But as de Pompignan’s experience illustrates, some people slipped through the cracks.
With her employer subsidy running out in June, de Pompignan called the service center at Trion Group to find out what her coverage options were. The representative who answered the phone suggested de Pompignan look into marketplace plans.
After de Pompignan saw the news story about the COBRA subsidy, she contacted her former employer to ask if she was eligible. The answer was yes, she likely was. It was only then that she received the paperwork.
De Pompignan, who paid her portion of the COBRA premium for April, May and June, said she’s been assured she’ll be reimbursed.

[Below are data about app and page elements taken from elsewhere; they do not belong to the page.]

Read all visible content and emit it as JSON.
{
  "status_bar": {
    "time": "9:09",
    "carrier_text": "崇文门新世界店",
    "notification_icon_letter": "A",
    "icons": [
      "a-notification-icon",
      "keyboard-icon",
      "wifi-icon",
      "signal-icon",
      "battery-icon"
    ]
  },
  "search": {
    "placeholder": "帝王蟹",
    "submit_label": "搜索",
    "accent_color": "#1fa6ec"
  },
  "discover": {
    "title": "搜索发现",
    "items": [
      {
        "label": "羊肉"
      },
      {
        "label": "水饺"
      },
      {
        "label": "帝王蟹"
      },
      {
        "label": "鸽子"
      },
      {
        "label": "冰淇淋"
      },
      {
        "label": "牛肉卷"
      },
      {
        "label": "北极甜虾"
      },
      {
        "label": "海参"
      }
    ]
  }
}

Because de Pompignan’s job loss was initially incorrectly coded as “voluntary” by her employer, Infineum, “[it] caused the Trion system to exclude her from communications regarding the federal subsidy,” according to Hedy DiSimoni, the human resources benefits and payroll leader at Infineum. De Pompignan will receive a refund for the first three months of premiums she paid before being notified, DiSimoni said.

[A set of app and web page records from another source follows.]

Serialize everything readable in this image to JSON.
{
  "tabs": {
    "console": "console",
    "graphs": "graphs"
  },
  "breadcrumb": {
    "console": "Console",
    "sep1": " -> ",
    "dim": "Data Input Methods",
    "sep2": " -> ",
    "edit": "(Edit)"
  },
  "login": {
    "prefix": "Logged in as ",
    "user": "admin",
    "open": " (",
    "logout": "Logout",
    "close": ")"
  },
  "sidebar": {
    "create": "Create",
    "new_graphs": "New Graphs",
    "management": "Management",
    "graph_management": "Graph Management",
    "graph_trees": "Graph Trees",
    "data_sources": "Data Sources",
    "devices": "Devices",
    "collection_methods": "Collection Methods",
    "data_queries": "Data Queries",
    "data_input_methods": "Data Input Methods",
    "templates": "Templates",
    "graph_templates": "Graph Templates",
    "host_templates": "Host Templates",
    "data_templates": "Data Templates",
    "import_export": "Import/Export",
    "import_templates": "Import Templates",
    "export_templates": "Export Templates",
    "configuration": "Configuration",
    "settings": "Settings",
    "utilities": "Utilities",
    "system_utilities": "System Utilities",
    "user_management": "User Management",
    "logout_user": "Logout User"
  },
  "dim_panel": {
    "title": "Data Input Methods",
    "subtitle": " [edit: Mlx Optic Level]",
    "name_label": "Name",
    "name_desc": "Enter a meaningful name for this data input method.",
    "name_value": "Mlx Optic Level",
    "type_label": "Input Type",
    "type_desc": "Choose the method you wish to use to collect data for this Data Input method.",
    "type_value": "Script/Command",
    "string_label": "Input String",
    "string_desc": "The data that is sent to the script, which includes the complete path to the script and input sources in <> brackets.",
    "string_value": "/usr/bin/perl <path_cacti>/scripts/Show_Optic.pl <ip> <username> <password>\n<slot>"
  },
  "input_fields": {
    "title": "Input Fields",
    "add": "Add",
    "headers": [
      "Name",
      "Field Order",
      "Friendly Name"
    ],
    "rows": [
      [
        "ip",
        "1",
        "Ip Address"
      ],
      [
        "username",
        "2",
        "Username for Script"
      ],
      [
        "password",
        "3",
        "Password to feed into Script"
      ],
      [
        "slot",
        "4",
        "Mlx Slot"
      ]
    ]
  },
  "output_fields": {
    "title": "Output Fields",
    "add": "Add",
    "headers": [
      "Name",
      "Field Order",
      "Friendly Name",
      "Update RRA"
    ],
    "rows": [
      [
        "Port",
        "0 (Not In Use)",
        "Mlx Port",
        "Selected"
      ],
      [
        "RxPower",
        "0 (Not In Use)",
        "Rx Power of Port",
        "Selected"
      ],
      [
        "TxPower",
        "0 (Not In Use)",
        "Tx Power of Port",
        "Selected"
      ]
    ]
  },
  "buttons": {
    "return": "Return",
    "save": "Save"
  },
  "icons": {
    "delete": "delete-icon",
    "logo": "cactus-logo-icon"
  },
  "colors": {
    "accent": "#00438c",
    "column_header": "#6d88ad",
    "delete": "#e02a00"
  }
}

Once the subsidy ends in September, de Pompignan said, she’s not sure what her family will do if she and her husband are still unemployed.
They could continue their COBRA coverage, paying the full premium. They’ll also have an opportunity to sign up for coverage on the state marketplace, under a special enrollment period.
For some people, marketplace coverage may be a better option.
Anyone who received unemployment insurance benefits for even one week this year can receive a silver-level plan without premiums and with cost-sharing assistance, which could dramatically reduce their out-of-pocket costs, said Sabrina Corlette, a research professor at the Georgetown University Center on Health Insurance Reforms.
“It’ll probably have a lower deductible than a COBRA plan, and it doesn’t turn off after September,” Corlette said.©2021 Kaiser Health News. Distributed by Tribune Content Agency, LLC.